Thursday evening, Aeropostale reported an adjusted loss per share of 56 cents, missing analyst estimates for a loss of 55 cents a share. Same-store sales plunged 8%, with worrisome declines in both boys and girls apparel in the lead up to the back to school shopping season. Same-store sales fell 6% in the girl's business, with challenges in most product categories except for t-shirts, dresses and denim. For the men's business, same-store sales declined 11% as execs admitted to having assortments skewed toward to old of a teen customer.
Unfortunately for Aeropostale, the stock market believes it is headed for a gloomy holiday season and further financial difficulties in early 2016. Shares of Aeropostale nosedived 22% on Friday, and fell below a dollar to 95 cents. Over the past year with CEO Julian Geiger at the helm trying to orchestrate a heroic turnaround, shares have cratered to the tune of 74%.
Fueling the stock's decline is a dwindling cash position brought on by 11 straight quarters of losses, and the very real possibility that Aeropostale may not survive. Aeropostale's cash at the end of the second quarter was $86 million, down from $151 million at the start of the year.
The clock has now started on Aeropostale's stock staying listed on the New York Stock Exchange (NYSE). According to NYSE listing requirements, if a security's price closes below $1.00 for 30 consecutive trading days then the exchange would initiate the delisting process.
Execs appeared oblivious to the clear challenges being confronted by the company, as well as the severely weakened state of the balance sheet. "A year has passed since I returned to Aéropostale, and I want you to know that I am confident and optimistic about the future," said Aeropostale CEO Julian Geiger on the earnings call.
Geiger returned in August 2014 after retiring from serving as Aeropostale's chairman and CEO from 1998-2010. He sounded as if his company was fresh off a monster quarter of profits, pointing to continued sequential sales improvement in certain merchandise categories in the second quarter as a reason to be optimistic.
Furthermore, Geiger was quick to mention that comparable store sales for August were only down by a low single-digit percentage, "a measurable change from the second quarter trend." Analysts oddly did not take Geiger to task for yet another lackluster quarter.

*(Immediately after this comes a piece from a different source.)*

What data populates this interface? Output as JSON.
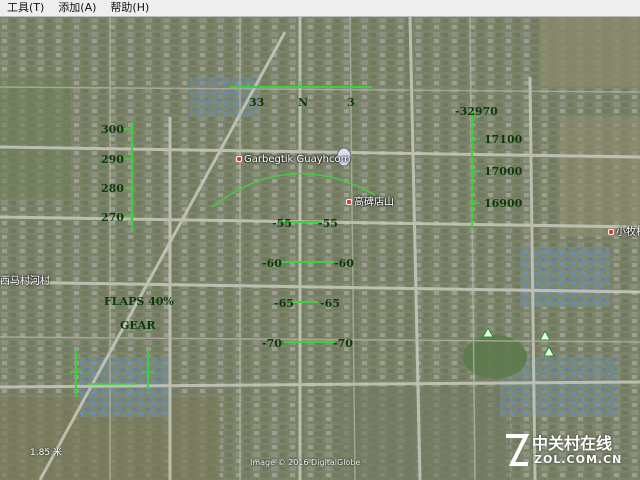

Aeropostale's one-time rivals in the mall -- Abercrombie & Fitch (ANF) - Get Report and American Eagle Outfitters (AEO) - Get Report -- are feasting on it struggles. Both competitors have mounted something of a comeback lately with more fashionable wares and better pricing.
The three companies were once collectively referred to as the "Big 3" in teen retail, but their styles have fallen out of favor as "fast fashion" retailers such as H&M and Forever 21 gained favor. All three have spent the past five years closing under-performing stores, cutting prices and trying to spruce up their fashions. Now, it looks as if Aeropostale may be the odd person out in the group's mini resurgence.
"Employees may appear happier likely because they have more control over their stores," said an Abercrombie & Fitch exec on a call with analysts Aug. 26 following better than expected second quarter results. According to the company, employees are now able to react to key trends in the business, such as ordering more tops that are hot sellers with shoppers. In turn, the positive results from those efforts are motivating employees to work even harder, effectively making them feel as if they are small business owners.
Abercrombie's strategy shift is beginning to pay dividends, and is leading it to significantly out-perform Aeropostale. Sales came in at $817.8 million, topping estimates for $811.3 million. Adjusted earnings per share tallied $0.12, beating forecasts for a loss of $0.08.
More importantly, same-store sales trends improved from the dismal first quarter. Same-store sales fell 7% at the Abercrombie & Fitch division during the second quarter, compared to an 9% decline in the first quarter.
American Eagle Outfitters blew away both Abercrombie & Fitch and Aeropostale in the second quarter in terms of sales, planting its flag as the strongest of the traditional teen apparel retailers. The company saw its second quarter same-store sales surge 11%. The company's new flex denim, which is designed to look and feel like regular jeans but is actually stretchy, was mentioned as a star performer. Tops for both boys and girls also sold briskly.